In addition to adrenal disease and insulinoma, other cancers common to ferrets include various skin cancers.
Aside from adrenal disease and insulinoma, tumors of the skin are the most commonly seen neoplasms in ferrets. It doesn’t hurt that they are on the outside of the animal as well, so that attentive owners (and even some not-so-attentive ones) can readily alert their veterinarians.
Skin tumors, on the whole, are certainly not the worst thing for your ferret to develop — 95 percent are benign and simple excision is curative. Chemo- or radiation therapy is rarely performed, and unnecessary for a benign tumor.
The more common varieties of skin tumors may be diagnosed at home. They still need to be removed, but knowing what they are allows you to sleep better between the time you notice them and when you can get to the veterinarian’s office.
Sebaceous epitheliomas (also called basal cell tumors) are the most common type of skin tumor. These warty growths may attain a large size and become difficult to completely remove in one surgery, but you don’t have to worry about the tumor metastasizing and causing a life-threatening problem. Some large tumors die in the center due to an impaired blood flow, causing a cavitated appearance, and may be misdiagnosed as spider bites.
Mast cell tumors come in second overall. See our article about tumors in ferrets, including mast cell tumors.
Apocrine tumors, arising from scent glands, are the third most common, and a small subset of these tumors are the “bad actors” of skin neoplasms. Apocrine scent glands are most common around the head, neck, prepuce, and vulva of ferrets — and it is not surprising that this is where most of the apocrine tumors appear. These tumors can be simple cysts (what happens when the duct to the surface gets blocked), benign neoplasms, or rarely, malignant ones. Apocrine cysts often resemble small hard BB’s under the skin, and may appear as dark round spheres of 1 to 2 millimeters in diameter when closely inspected. Benign apocrine tumors are large, freely movable lumps and are most common in the prepuce of male ferrets. Malignant apocrine tumors are seen almost exclusively in the prepuce or perivulvar area of females and grow quite rapidly. Unfortunately, these tumors tend to metastasize early and widely to internal lymph nodes and organs (the lung is a popular place) and surgical attempts at removal are usually initiated too late.
Other less common skin tumors include benign smooth muscle tumors of the muscles surrounding hair shafts (usually in the area of the neck or shoulder blades), and rarely, low-grade (non-metastasizing) malignancies associated with vaccination (though at a very low frequency and are certainly not a reason to forego your ferret’s shots).

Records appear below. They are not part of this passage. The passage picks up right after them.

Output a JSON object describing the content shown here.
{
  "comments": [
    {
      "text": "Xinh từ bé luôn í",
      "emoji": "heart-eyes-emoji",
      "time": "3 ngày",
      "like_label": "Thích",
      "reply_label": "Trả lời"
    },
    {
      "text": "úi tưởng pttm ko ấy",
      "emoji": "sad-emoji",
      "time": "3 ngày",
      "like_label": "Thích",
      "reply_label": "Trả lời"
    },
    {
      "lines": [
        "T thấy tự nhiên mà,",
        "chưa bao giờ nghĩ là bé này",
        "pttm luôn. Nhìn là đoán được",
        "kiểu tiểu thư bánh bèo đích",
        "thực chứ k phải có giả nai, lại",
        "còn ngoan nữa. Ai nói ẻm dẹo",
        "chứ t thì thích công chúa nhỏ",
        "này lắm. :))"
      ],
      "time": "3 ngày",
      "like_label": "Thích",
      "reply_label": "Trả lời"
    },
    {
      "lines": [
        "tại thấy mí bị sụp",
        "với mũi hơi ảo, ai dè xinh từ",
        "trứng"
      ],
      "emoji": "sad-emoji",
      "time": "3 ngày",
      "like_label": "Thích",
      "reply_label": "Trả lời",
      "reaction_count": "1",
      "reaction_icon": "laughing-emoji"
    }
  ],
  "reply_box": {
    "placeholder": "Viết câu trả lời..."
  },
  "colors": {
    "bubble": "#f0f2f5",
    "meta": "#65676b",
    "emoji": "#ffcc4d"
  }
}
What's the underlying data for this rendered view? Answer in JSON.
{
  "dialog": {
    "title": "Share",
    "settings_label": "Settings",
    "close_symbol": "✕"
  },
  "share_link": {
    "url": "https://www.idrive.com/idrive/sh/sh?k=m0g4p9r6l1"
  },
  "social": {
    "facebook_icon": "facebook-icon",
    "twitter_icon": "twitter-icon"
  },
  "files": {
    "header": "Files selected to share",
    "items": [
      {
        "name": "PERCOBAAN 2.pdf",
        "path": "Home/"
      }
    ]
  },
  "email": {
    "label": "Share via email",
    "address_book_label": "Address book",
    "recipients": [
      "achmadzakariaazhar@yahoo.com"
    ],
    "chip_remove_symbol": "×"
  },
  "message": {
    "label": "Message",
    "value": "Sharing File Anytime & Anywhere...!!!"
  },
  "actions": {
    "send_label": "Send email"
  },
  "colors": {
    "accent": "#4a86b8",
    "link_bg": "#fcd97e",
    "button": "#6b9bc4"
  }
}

All skin tumors should be removed. They often cause irritation for ferrets and will only grow, making surgery more difficult at a later time. But don’t panic when you see one — most often, they are only a minor nuisance.